What to work on: Show every line from the entries that follow which holds the word "name".

====== Information provided ======

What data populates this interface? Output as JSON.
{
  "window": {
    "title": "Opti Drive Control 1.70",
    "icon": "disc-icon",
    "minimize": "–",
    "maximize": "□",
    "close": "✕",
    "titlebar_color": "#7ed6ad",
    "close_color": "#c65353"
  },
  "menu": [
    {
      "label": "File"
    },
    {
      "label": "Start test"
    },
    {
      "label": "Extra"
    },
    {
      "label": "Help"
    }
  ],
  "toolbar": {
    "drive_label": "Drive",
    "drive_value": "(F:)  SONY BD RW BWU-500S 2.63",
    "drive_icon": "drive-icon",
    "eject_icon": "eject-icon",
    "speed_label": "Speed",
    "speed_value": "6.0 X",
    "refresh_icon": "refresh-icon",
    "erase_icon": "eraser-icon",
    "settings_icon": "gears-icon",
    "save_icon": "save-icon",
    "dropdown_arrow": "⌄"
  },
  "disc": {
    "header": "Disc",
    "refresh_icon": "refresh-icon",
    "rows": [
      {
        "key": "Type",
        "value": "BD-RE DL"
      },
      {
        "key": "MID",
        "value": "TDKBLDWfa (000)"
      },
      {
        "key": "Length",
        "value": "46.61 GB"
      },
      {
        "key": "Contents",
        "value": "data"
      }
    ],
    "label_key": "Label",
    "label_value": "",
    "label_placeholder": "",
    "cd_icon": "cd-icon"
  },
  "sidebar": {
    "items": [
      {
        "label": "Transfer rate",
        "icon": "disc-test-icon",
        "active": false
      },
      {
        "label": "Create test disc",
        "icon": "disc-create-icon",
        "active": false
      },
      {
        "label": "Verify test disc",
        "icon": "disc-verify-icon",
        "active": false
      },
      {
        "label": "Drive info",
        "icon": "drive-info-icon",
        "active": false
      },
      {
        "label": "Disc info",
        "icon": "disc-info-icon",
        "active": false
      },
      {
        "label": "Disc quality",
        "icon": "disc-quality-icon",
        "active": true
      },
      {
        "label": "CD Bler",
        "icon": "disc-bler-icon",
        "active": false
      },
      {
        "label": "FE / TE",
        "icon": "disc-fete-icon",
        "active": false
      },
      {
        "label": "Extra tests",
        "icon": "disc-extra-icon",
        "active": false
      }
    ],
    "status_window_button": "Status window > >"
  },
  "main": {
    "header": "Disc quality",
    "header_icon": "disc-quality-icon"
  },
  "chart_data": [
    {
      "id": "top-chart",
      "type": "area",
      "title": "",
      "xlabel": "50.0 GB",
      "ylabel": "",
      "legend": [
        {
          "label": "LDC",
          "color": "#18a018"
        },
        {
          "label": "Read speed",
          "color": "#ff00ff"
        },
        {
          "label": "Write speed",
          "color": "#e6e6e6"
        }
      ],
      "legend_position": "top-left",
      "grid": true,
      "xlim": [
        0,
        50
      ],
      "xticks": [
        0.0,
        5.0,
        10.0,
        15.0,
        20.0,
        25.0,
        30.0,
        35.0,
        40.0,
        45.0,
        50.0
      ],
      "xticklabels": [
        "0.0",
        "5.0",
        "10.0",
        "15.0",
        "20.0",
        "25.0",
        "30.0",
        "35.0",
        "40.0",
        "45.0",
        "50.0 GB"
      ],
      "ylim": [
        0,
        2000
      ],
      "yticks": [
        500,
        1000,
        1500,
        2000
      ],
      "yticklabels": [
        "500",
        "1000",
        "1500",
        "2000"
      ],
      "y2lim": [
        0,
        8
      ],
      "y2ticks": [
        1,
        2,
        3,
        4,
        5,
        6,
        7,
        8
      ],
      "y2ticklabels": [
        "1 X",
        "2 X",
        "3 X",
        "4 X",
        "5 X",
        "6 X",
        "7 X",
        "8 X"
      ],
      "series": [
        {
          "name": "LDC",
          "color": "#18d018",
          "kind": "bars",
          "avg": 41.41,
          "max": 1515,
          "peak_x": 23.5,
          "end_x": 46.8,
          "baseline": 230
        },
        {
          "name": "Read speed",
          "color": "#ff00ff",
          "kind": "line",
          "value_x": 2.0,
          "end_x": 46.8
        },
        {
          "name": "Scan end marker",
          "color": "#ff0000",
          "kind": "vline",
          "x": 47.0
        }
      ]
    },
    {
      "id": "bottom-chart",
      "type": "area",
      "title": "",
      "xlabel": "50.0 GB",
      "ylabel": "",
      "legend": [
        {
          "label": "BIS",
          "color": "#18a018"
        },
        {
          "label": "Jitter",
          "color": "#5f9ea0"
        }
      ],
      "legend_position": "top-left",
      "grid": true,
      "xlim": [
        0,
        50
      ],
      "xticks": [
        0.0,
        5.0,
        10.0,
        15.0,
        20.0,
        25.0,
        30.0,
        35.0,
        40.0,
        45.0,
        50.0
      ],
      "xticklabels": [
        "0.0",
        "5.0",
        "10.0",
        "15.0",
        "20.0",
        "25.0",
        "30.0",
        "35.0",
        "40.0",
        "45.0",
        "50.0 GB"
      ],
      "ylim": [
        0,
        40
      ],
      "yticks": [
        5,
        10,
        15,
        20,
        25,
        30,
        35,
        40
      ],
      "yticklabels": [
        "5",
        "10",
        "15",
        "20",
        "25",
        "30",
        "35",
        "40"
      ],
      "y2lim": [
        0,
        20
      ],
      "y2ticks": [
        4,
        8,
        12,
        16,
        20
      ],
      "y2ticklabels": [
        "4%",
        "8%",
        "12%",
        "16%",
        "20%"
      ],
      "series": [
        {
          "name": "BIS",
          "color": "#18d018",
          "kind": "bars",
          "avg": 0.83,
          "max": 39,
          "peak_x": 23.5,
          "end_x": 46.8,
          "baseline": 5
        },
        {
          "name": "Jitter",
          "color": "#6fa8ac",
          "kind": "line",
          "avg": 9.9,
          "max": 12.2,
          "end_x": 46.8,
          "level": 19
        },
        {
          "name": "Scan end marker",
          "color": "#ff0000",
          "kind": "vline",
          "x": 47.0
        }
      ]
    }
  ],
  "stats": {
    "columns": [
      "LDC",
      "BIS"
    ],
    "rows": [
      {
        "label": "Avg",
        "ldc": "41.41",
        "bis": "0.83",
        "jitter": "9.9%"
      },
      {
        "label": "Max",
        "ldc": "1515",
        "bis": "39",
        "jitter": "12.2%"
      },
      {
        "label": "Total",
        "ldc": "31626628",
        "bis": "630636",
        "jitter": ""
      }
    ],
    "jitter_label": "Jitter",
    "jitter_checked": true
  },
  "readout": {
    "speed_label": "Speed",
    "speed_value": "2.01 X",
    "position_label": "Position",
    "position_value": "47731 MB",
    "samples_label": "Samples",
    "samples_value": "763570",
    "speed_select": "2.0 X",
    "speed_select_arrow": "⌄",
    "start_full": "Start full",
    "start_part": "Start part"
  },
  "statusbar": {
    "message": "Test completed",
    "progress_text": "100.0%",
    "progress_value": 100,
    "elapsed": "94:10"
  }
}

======

Exercise solution:
          "name": "LDC",
          "name": "Read speed",
          "name": "Scan end marker",
          "name": "BIS",
          "name": "Jitter",
          "name": "Scan end marker",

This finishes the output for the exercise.